Hawkins acquired the nickname "Captain Who" prior to a Baltimore Colts game with the Chicago Bears, when the team captains were being introduced to each other before the game. Bears' Hall of Fame linebacker Dick Butkus responded to the official's reference to "Captain Hawkins" by blurting out "Captain Who?"

In the 1970s, Hawkins worked as a color commentator for Falcons radio, and for TVS' Thursday night World Football League (WFL) telecasts and CBS' NFL telecasts. In 1977, the NFC Championship Game between the Minnesota Vikings and the Dallas Cowboys was televised by CBS and covered by play-by-play announcer Vin Scully with Hawkins as color commentator. Hawkins said that he hoped that the Cowboys would win, because "I've always been a Cowboy fan." [2] At one point, 35-year-old Dallas quarterback Roger Staubach was shown jogging onto the field, and Hawkins commented to Scully, "Roger runs like a sissy, doesn't he?"[3] To which Scully responded, "Did you wear a helmet when you played?"[4]. Hawkins was arrested during a traffic stop a few days after the championship game,[2] and later was fired by CBS.[5]


Hawkins died at HarborChase Assisted Living and Memory Care in Columbia, South Carolina on September 12, 2017, at the age of 80.[6]
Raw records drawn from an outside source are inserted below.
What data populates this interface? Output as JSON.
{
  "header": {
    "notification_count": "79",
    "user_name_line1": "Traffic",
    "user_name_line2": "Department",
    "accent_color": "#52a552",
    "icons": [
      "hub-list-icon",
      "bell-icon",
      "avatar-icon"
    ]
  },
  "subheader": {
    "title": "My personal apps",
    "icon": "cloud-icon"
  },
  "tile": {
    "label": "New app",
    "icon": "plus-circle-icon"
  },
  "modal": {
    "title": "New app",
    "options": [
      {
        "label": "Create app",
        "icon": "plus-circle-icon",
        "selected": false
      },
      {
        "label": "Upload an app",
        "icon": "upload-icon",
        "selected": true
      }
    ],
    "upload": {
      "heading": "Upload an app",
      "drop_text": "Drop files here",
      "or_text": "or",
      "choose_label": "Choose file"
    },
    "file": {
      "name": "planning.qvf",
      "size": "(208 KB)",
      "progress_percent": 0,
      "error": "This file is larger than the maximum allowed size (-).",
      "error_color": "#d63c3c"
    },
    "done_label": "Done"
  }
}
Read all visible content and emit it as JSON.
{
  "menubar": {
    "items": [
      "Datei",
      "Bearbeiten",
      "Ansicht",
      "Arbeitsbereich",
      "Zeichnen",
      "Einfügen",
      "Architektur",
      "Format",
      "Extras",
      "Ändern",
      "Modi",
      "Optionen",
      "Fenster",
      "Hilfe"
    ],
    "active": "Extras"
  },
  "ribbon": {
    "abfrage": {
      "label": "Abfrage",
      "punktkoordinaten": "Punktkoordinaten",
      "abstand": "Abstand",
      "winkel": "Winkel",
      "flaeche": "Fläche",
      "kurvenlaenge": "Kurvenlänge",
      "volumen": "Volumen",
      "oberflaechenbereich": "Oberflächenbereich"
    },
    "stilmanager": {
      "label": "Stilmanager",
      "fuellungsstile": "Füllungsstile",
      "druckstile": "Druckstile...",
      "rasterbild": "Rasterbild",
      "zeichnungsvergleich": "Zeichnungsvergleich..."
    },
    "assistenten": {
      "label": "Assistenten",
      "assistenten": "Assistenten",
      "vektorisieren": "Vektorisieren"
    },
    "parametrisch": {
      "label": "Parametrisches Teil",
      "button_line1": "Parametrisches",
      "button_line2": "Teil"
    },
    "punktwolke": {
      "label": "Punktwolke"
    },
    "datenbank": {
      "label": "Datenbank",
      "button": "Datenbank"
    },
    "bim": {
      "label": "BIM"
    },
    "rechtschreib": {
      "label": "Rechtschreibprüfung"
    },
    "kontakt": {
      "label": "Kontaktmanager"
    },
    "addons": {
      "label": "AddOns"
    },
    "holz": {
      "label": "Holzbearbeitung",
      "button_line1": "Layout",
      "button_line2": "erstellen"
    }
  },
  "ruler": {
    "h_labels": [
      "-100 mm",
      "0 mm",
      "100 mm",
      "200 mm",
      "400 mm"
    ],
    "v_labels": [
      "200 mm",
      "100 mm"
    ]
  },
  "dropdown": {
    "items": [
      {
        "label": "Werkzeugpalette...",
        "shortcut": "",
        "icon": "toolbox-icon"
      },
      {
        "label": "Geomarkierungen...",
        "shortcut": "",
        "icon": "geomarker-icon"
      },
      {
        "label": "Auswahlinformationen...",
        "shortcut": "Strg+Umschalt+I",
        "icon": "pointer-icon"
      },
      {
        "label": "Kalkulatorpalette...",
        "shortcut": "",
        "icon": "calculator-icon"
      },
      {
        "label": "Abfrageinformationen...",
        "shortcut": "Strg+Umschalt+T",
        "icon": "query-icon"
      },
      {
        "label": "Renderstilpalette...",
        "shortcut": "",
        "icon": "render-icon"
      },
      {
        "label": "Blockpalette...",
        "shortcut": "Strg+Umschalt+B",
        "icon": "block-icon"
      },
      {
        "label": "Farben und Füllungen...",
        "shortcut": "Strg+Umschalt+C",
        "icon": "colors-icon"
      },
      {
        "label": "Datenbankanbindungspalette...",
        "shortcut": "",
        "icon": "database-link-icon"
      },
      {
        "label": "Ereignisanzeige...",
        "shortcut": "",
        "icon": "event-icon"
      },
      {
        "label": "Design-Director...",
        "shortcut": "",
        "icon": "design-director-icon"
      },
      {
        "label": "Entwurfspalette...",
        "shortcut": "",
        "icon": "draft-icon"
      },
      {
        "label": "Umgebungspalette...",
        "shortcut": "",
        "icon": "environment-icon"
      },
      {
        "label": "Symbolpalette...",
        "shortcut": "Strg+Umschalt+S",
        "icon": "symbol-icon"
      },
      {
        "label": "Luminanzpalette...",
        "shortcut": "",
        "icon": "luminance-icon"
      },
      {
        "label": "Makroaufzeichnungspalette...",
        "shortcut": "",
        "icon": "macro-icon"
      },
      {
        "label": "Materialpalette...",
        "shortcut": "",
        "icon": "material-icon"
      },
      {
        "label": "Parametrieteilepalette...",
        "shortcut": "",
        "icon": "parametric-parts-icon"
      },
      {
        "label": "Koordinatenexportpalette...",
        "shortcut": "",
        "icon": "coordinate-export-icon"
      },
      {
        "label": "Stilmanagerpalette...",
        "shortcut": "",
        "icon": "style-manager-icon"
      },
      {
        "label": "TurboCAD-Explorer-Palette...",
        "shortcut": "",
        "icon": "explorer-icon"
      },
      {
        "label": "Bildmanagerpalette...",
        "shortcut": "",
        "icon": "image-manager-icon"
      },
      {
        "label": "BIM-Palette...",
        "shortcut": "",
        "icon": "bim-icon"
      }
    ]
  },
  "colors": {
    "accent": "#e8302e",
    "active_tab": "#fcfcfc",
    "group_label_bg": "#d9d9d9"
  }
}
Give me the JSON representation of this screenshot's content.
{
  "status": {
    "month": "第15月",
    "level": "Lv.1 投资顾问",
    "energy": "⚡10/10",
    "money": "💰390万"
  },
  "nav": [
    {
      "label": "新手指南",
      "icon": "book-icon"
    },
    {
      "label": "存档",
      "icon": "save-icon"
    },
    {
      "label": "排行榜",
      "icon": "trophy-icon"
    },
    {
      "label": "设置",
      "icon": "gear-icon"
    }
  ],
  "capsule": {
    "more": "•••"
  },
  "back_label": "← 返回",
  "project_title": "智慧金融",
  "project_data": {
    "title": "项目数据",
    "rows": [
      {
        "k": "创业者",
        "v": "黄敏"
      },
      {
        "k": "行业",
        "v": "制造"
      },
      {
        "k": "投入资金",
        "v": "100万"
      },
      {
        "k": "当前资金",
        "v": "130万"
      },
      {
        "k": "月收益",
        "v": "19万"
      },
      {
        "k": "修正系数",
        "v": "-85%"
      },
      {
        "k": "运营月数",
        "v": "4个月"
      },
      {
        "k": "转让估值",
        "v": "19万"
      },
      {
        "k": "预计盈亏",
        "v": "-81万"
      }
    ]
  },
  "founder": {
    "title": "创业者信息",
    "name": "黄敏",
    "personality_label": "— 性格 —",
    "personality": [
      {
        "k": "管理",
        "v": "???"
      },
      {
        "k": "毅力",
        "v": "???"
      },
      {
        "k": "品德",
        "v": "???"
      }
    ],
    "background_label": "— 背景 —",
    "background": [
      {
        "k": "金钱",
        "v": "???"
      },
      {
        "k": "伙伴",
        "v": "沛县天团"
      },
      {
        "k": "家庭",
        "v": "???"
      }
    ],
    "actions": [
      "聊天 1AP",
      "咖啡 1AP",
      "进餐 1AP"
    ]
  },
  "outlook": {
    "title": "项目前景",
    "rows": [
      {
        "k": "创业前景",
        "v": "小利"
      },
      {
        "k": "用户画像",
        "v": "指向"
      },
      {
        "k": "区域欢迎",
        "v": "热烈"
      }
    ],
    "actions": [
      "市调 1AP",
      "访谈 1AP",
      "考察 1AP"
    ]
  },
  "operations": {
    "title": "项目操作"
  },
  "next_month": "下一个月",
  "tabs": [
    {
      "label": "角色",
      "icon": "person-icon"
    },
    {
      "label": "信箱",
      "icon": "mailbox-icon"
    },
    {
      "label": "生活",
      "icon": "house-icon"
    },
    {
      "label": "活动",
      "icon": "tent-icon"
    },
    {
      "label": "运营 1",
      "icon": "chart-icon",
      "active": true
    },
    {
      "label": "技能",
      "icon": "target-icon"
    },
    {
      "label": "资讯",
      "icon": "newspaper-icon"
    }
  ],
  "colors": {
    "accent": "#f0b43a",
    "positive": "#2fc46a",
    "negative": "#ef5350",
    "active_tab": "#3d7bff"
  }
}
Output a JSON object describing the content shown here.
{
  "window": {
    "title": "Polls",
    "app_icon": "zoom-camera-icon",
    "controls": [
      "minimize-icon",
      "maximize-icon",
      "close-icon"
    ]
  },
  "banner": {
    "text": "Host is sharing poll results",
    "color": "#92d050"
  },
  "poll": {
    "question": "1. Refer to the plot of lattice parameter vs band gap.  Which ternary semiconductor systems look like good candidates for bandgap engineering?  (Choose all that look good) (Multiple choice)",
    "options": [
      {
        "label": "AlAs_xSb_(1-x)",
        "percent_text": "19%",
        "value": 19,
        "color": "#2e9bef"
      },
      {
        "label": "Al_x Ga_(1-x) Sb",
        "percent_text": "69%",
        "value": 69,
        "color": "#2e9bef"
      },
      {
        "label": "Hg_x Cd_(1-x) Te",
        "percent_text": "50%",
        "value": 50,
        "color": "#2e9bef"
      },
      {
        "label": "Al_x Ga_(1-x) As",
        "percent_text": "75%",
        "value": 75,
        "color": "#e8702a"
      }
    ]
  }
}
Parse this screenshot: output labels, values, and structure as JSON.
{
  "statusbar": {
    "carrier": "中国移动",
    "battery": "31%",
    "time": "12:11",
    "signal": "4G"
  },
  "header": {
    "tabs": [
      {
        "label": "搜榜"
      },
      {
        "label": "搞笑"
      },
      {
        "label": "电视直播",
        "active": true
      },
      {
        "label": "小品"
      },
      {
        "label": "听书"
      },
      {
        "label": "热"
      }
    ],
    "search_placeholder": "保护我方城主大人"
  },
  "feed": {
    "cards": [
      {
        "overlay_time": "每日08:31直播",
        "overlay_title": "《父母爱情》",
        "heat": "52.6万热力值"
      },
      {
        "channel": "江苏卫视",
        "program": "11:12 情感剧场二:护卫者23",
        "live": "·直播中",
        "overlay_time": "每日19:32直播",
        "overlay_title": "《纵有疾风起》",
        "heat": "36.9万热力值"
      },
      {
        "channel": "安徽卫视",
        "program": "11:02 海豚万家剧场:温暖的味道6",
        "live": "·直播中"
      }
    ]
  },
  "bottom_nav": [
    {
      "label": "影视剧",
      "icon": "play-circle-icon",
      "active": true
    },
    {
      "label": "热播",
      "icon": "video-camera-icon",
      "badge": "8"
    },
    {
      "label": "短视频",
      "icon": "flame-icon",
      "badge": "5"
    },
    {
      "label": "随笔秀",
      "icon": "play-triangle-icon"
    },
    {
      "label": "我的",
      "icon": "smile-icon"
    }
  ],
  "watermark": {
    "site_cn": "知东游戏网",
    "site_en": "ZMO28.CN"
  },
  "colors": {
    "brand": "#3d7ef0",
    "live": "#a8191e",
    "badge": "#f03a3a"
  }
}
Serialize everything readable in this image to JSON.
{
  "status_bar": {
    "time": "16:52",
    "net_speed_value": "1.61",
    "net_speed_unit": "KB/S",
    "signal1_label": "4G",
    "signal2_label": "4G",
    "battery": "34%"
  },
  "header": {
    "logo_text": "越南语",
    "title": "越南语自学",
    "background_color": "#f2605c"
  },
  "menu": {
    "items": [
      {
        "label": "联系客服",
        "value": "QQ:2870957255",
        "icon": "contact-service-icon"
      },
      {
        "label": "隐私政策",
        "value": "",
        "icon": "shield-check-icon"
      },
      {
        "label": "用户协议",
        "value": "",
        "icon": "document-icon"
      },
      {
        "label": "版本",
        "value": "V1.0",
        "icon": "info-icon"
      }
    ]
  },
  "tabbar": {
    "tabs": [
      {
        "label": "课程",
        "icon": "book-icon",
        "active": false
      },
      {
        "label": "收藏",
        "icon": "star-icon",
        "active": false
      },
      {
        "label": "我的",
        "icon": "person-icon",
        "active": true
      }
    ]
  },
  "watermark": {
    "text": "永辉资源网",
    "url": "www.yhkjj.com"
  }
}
  1. ^ Johnson, Chuck (September 15, 1959). "Babe Parilli is dropped by Packers". Milwaukee Journal. p. 14, part 2. 
  2. ^ a b Rosen, Ron (1978-01-07). "Weaving 'Hawk' flagged down". Washington Post. Retrieved 2017-07-09. 
  3. ^ "1977 NFC Champ Minn vs Dal part 2 (13:15)". YouTube. Retrieved 17 February 2017. 
  4. ^ "1977 NFC Champ Minn vs Dal part 2 (13:29)". YouTube. Retrieved 17 February 2017. 
  5. ^ Guest, Larry (1992-01-09). "Hawkins took many detours after football". Orlando Sentinel. Retrieved 2017-07-09. 
  6. ^ Lou Bezjak (September 13, 2017). "South Carolina football great Alex Hawkins dies". The State. Retrieved September 13, 2017. 

External links[edit]